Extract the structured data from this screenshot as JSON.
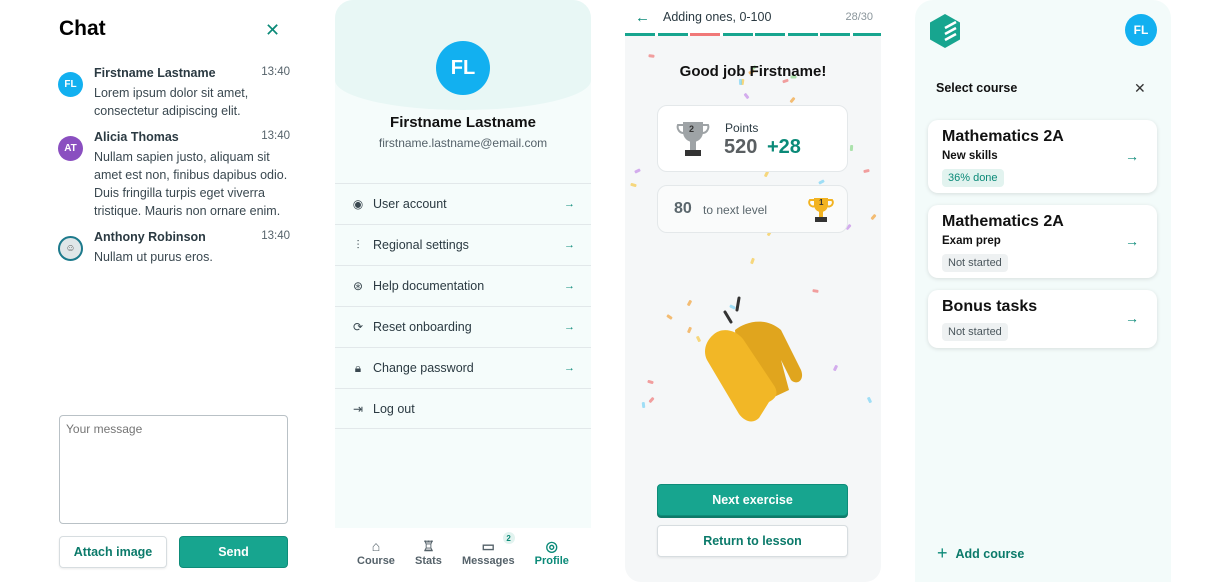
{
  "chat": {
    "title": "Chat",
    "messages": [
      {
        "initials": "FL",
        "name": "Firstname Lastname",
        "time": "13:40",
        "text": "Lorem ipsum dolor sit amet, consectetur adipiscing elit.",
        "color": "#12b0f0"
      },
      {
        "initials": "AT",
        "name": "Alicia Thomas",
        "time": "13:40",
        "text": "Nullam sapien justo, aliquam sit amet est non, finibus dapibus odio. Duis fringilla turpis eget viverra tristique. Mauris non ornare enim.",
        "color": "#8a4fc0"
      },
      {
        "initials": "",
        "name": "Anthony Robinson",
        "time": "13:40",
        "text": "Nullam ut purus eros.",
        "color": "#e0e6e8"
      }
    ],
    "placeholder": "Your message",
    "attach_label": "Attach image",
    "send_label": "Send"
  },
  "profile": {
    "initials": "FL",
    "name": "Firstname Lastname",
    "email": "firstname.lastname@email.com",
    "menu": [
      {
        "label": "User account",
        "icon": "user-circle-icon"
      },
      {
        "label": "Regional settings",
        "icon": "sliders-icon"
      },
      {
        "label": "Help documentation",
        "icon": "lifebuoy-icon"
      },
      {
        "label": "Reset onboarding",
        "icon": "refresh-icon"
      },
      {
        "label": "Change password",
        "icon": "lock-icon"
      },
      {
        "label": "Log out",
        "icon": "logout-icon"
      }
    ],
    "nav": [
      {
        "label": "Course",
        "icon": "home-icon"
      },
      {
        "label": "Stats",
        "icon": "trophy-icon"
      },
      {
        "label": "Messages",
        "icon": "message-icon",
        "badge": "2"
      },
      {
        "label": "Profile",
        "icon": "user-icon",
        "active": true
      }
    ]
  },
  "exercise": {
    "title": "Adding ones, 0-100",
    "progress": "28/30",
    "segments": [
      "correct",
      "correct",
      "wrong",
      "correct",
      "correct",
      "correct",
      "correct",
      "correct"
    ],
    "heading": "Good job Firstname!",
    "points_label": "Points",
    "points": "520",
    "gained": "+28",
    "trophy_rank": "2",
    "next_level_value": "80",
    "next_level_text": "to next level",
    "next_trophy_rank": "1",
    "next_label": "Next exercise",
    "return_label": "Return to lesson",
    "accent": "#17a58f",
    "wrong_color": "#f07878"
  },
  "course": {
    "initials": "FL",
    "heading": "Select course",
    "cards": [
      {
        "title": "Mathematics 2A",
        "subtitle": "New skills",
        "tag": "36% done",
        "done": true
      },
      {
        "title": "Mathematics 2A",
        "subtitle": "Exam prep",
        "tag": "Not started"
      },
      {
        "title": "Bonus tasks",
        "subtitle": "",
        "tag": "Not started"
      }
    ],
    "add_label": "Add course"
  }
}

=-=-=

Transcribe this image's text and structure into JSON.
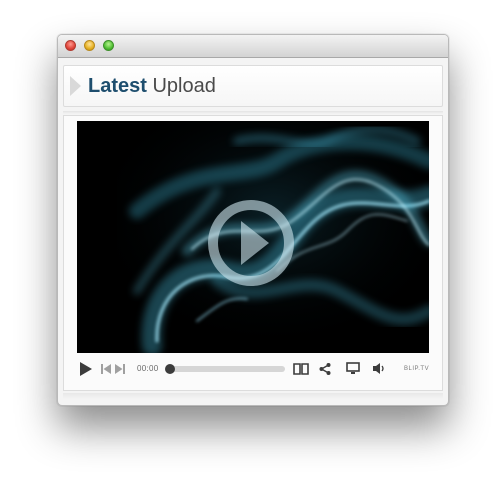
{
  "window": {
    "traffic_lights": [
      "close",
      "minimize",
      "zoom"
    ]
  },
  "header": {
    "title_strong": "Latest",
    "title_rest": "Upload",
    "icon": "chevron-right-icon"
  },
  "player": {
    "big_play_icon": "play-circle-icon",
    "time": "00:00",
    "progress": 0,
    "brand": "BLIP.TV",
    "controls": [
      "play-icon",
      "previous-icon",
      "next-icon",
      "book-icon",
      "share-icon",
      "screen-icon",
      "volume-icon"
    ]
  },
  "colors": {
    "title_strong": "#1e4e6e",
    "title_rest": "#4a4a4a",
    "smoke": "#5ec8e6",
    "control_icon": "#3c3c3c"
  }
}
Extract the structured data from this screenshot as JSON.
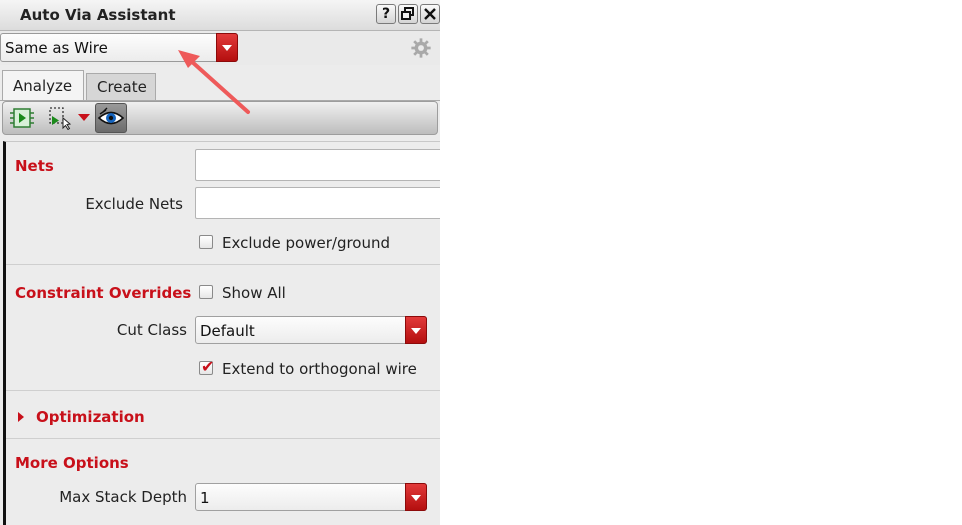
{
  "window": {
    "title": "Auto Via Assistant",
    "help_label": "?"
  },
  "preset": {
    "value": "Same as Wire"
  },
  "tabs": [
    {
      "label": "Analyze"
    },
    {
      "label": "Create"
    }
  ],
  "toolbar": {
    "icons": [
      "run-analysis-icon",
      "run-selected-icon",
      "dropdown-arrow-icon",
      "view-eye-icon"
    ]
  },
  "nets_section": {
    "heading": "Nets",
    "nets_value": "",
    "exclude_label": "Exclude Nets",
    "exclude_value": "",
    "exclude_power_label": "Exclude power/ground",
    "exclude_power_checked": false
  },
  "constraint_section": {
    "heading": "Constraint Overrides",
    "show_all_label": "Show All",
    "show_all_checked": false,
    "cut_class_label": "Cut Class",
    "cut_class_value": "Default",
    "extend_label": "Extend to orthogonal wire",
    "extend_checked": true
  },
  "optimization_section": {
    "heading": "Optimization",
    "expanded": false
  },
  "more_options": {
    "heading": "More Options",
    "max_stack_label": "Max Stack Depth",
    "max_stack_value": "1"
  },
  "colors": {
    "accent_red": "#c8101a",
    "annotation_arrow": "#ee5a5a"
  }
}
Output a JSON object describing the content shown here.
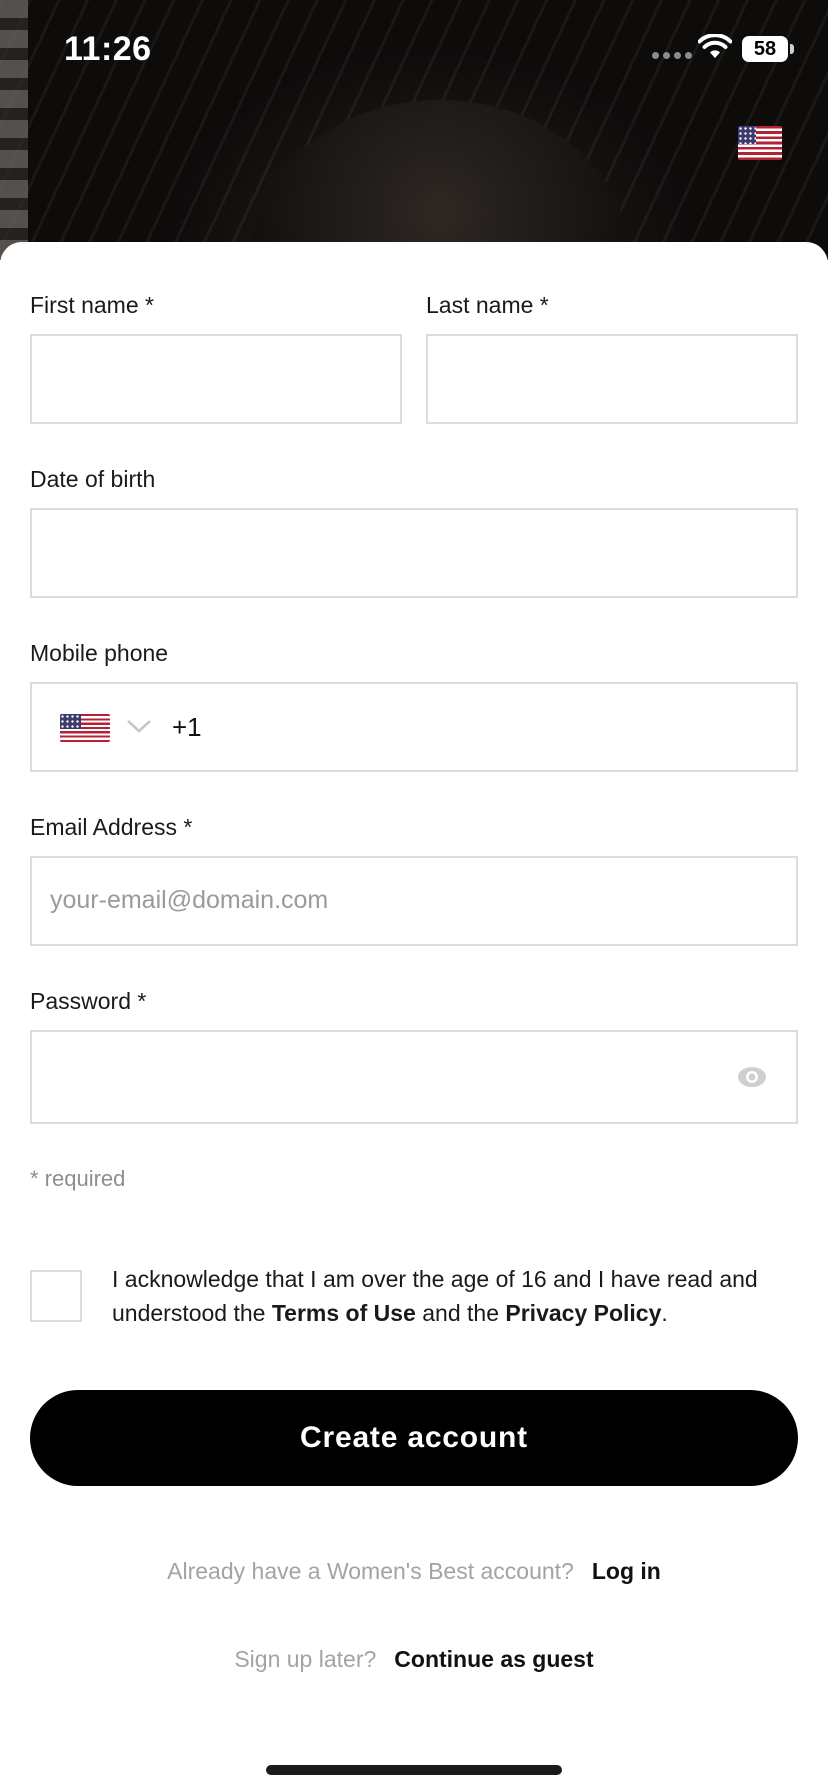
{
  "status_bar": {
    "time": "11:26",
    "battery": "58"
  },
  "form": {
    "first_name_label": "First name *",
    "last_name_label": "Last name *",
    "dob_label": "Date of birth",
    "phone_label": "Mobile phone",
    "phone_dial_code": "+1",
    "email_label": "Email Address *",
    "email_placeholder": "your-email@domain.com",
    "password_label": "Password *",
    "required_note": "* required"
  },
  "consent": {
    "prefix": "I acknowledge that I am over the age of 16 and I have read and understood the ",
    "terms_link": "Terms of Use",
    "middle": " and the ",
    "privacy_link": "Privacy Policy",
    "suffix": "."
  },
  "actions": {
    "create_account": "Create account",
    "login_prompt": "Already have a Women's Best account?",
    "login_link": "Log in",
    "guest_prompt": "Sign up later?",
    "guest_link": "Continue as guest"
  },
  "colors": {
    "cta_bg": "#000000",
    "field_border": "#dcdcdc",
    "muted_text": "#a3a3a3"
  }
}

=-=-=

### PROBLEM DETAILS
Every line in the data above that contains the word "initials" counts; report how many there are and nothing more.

### EXERCISE ANSWER
5